The January issue of the Louisiana Sportsman had the words “finish strong” on the cover. This was in reference to the idea that January is the peak rut month for Areas 1 and 6, the land of the big bucks in the Bayou State.

The February issue had photographs of big deer, harvested primarily from Area 2. The photographs are proof that some very nice bucks were harvested this past season.

The rut in Area 2 appeared to be right on target, as predicted in this magazine months ago.

The Sportsman Show in Gonzales during mid-March will be the test of how good the quality of the harvest was.

There was lots of excitement about a potential state-record typical being harvested. The score was 188 as estimated by the Simmons store in Bastrop.

However, as I always tell people who have their deer scored in this contest, don’t expect that score to hold up when it is officially measured according to Boone and Crockett standards. One big reason is that the score assigned to the deer is a gross score, with no deductions for lack of symmetry. 

If you were blessed to kill a good buck this past season, let me encourage you to bring it to the contest. Anyone who enters any size buck is eligible to win the grand prize: a Yamaha ATV.

Of course, do not expect a small buck to win one of the categories.

A score of 110 inches for a Louisiana buck killed with bow and arrow qualifies for listing in the state records. A buck scoring 130 or better will make the 2016 Big Buck List, as prepared by LDWF at the end of each season, and will be placed on their website for viewing.

To make the Louisiana state list in the typical category, a buck has to score 160. This score would qualify a deer for entry into the Boone and Crockett Awards Program.

A buck killed with bow and scoring 125 or better in the typical category qualifies for listing in the Pope and Young Record Book.

For the most part, all bucks will be scored, except those that won’t break 100, so it will be interesting to see what the quality of the 2016 state kill is.

The longest drag

My friend Mark Bible and I had a good season on Pearl River WMA. We both killed hogs during the early primitive season, but did not have much luck during the either-sex or bucks-only season.

Low water conditions in the swamp had the game pretty much staying in the lower mud swamp during the day and then moving up to the oak ridges at night to feed.

We were seeing the buck sign slowly increase each week during December. The last two weeks of December was a primitive deer season on the area, and we hunted that last weekend. I had received numerous text photos from friends that week with nice bucks they had harvested, and I told Mark someone would kill a deer that day.

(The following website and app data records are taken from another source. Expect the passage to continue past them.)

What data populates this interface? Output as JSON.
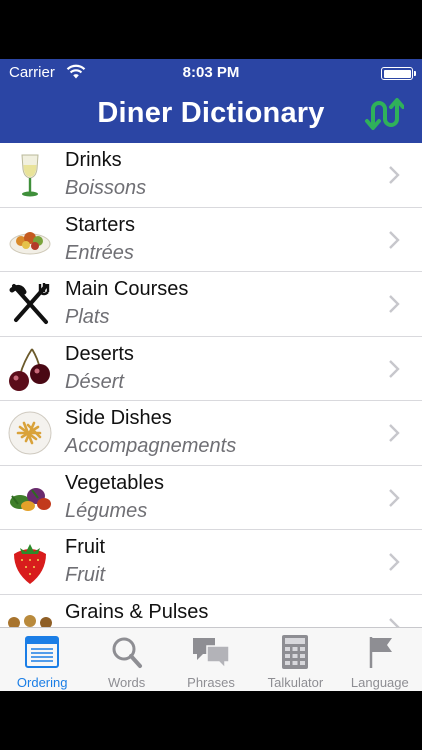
{
  "status_bar": {
    "carrier": "Carrier",
    "time": "8:03 PM",
    "battery_level": 1.0
  },
  "nav": {
    "title": "Diner Dictionary",
    "swap_icon": "swap-arrows-icon"
  },
  "list": [
    {
      "en": "Drinks",
      "fr": "Boissons",
      "icon": "wine-glass-icon"
    },
    {
      "en": "Starters",
      "fr": "Entrées",
      "icon": "salad-bowl-icon"
    },
    {
      "en": "Main Courses",
      "fr": "Plats",
      "icon": "fork-knife-icon"
    },
    {
      "en": "Deserts",
      "fr": "Désert",
      "icon": "cherries-icon"
    },
    {
      "en": "Side Dishes",
      "fr": "Accompagnements",
      "icon": "fries-plate-icon"
    },
    {
      "en": "Vegetables",
      "fr": "Légumes",
      "icon": "vegetables-icon"
    },
    {
      "en": "Fruit",
      "fr": "Fruit",
      "icon": "strawberry-icon"
    },
    {
      "en": "Grains & Pulses",
      "fr": "",
      "icon": "grains-icon"
    }
  ],
  "tabs": [
    {
      "label": "Ordering",
      "icon": "ordering-icon",
      "active": true
    },
    {
      "label": "Words",
      "icon": "magnifier-icon",
      "active": false
    },
    {
      "label": "Phrases",
      "icon": "speech-bubbles-icon",
      "active": false
    },
    {
      "label": "Talkulator",
      "icon": "calculator-icon",
      "active": false
    },
    {
      "label": "Language",
      "icon": "flag-icon",
      "active": false
    }
  ],
  "colors": {
    "nav_bg": "#2b45a4",
    "accent": "#1b7ee6",
    "swap_icon": "#2fb15a"
  }
}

If you read my column last month, you know I had written about the Perch Lake Road and crossing the Double Log Slough. Well, on this morning I headed south toward that slough, but was not going any farther.

I stopped at a small slough and saw a nice rub on the other side; about 30 feet away was another rub, and I was thinking this was a rub line of a buck.

A deer suddenly appeared in front of me near the first rub, and I my rifle raised and fired. The deer jumped and ran off.

I eased over to where the deer had been standing, and found blood and lung material on the ground. The .444 had done what it usually does, and I knew the deer had not gone far.

I had heard a shot about 15 minutes earlier, and as I was following the blood when Mark texted me that he had a 3-point on the ground.

I told him I was on a blood trail, and about five minutes later sent a text that I had a good spike.

He texted that he had a 30-minute drag to the boat; I replied mine was much longer.

At the halfway point of my drag, which was a series of leap-frogging — tote the gun and backpack ahead, and then go back and drag the deer, and so on — I was resting by the familiar overcup oak with the large 90-degree branch when I looked out into the woods and saw a brown body.

I picked up the rifle and began slipping toward it.

During the primitive season a hunter can kill an antlered and an antlerless deer. I was scoping it out when my phone rang, and Mark advised he was at the boat with his deer and would head my way.

I told him my situation, put the phone down, determined it was an antlerless deer and pulled the trigger. The deer hit the ground and more work began.

It wasn’t long before Mark arrived, and now we both were dragging deer and gear. 

My drag began at 8 a.m. and ended at 12:15 p.m. When I told some friends my story, they said it wasn’t worth all that work for a deer.

I was thinking that during my drag, but once it was over, I was ready to do it again.

Mark and I ended our deer hunting on Pearl during the quality hunt, with a nice pig for each of us. The water had finally come up, and the hogs were on the high ground.

LDWF is doing away with the quality hunt on Pearl, which is good because Pearl is not the place to be trying to count four points on one side, but we hope they give us some time during another season to hunt deer.

Now is the time to give your comments about the 2017-18 hunting season to LDWF and let your voice be heard.

Time to talk turkey

The turkey season begins this month, and hopefully you have done the work needed to attract the turkeys. Some green fields of wheat and clover will help draw the birds in during the spring, and hopefully you did this last fall.

There are some changes for the 2018 turkey season, so you need to check out the regulations — and, again, attend a public meeting and speak your peace.

Some of the outdoor stores will be having turkey seminars prior to the season, and that would be a good opportunity to visit with the expert turkey callers and learn a few tricks.

Good hunting and be safe.